══ INPUT
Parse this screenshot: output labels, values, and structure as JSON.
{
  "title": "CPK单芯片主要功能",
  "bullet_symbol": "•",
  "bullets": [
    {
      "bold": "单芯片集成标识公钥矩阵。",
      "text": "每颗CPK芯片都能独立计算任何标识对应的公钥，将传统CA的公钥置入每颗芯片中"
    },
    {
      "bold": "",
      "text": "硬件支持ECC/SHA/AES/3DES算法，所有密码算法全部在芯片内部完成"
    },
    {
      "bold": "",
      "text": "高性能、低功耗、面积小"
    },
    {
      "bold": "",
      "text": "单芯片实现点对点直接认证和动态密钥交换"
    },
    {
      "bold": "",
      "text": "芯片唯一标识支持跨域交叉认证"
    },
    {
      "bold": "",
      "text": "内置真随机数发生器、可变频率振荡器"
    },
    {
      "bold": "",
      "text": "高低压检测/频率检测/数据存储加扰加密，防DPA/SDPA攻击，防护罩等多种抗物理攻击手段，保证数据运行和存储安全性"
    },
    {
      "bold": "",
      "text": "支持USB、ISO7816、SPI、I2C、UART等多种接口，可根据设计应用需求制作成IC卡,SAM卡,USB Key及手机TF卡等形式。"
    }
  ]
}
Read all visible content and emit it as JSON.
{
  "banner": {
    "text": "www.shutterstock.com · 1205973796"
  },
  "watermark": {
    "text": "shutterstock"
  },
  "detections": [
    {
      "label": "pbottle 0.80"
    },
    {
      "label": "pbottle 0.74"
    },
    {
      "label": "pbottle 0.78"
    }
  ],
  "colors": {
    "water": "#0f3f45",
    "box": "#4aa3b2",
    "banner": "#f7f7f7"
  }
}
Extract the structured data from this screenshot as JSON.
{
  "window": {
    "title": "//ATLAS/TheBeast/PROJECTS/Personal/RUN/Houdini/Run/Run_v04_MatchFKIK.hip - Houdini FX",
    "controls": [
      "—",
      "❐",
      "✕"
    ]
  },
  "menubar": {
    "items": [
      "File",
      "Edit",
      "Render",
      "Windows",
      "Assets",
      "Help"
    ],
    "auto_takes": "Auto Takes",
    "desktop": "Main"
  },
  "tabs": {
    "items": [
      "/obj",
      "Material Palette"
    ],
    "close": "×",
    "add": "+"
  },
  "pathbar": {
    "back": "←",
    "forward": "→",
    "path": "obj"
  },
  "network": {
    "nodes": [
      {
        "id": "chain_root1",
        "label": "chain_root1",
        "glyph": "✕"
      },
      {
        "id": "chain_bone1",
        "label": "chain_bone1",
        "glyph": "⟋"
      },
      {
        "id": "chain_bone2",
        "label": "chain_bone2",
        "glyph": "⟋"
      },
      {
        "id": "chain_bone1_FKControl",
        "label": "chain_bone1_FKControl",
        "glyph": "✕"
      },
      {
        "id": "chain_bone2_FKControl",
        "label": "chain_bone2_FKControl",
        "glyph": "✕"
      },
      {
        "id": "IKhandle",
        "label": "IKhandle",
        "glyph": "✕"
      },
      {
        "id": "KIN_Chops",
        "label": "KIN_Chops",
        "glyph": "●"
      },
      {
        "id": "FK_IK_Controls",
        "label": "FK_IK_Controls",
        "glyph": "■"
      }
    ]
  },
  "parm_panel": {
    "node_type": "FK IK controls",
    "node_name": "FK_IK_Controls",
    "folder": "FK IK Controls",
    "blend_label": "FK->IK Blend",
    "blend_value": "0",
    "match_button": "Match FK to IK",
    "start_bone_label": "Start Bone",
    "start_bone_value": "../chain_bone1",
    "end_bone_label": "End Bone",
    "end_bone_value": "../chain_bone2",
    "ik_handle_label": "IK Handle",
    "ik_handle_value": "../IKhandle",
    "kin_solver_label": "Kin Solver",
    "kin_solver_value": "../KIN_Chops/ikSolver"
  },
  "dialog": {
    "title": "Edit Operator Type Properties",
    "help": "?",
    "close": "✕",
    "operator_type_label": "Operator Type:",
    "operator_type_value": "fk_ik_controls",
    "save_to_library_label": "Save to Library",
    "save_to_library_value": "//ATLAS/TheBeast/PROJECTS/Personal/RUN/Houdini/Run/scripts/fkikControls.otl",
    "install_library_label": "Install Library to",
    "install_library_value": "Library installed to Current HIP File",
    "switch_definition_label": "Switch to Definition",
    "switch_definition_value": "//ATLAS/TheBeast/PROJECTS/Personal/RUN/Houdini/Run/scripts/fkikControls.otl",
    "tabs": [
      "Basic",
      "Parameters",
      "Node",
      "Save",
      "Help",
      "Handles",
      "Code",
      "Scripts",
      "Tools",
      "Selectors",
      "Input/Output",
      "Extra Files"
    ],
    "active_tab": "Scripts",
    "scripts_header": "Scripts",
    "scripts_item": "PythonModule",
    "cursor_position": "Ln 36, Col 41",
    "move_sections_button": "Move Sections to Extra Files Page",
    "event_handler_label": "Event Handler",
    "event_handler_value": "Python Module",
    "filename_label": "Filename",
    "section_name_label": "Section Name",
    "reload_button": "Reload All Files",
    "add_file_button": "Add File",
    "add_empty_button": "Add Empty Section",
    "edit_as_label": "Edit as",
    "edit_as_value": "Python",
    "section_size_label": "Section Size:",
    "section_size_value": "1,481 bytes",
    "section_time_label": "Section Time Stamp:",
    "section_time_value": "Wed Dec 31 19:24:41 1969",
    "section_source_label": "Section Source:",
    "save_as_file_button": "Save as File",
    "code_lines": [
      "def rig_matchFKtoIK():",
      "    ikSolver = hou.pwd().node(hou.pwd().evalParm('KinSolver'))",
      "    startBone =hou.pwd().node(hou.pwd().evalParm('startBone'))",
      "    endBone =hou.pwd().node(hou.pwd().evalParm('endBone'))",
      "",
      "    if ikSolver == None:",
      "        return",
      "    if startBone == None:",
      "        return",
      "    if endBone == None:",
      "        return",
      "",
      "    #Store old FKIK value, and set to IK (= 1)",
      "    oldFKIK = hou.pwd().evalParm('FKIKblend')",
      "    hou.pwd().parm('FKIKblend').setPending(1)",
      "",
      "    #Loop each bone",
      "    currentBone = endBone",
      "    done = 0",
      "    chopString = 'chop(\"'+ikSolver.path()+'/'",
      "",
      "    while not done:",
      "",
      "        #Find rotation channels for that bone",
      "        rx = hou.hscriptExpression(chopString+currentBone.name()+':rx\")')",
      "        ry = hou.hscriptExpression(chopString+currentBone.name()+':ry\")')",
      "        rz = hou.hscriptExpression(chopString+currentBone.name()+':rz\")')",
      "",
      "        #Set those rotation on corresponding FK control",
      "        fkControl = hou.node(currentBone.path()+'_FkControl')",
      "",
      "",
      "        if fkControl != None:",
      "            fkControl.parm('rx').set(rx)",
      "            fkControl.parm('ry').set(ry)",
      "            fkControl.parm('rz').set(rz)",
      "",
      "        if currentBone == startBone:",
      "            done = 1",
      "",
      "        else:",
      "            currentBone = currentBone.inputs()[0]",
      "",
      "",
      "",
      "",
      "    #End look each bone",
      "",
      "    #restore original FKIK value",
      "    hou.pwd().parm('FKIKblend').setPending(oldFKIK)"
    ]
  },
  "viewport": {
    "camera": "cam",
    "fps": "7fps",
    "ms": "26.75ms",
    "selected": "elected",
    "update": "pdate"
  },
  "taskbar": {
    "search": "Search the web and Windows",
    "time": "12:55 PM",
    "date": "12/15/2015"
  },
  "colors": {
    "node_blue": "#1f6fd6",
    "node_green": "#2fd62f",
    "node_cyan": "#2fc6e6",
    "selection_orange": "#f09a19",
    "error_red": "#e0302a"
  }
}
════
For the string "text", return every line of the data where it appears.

### SOLUTION BELOW
      "text": "每颗CPK芯片都能独立计算任何标识对应的公钥，将传统CA的公钥置入每颗芯片中"
      "text": "硬件支持ECC/SHA/AES/3DES算法，所有密码算法全部在芯片内部完成"
      "text": "高性能、低功耗、面积小"
      "text": "单芯片实现点对点直接认证和动态密钥交换"
      "text": "芯片唯一标识支持跨域交叉认证"
      "text": "内置真随机数发生器、可变频率振荡器"
      "text": "高低压检测/频率检测/数据存储加扰加密，防DPA/SDPA攻击，防护罩等多种抗物理攻击手段，保证数据运行和存储安全性"
      "text": "支持USB、ISO7816、SPI、I2C、UART等多种接口，可根据设计应用需求制作成IC卡,SAM卡,USB Key及手机TF卡等形式。"
    "text": "www.shutterstock.com · 1205973796"
    "text": "shutterstock"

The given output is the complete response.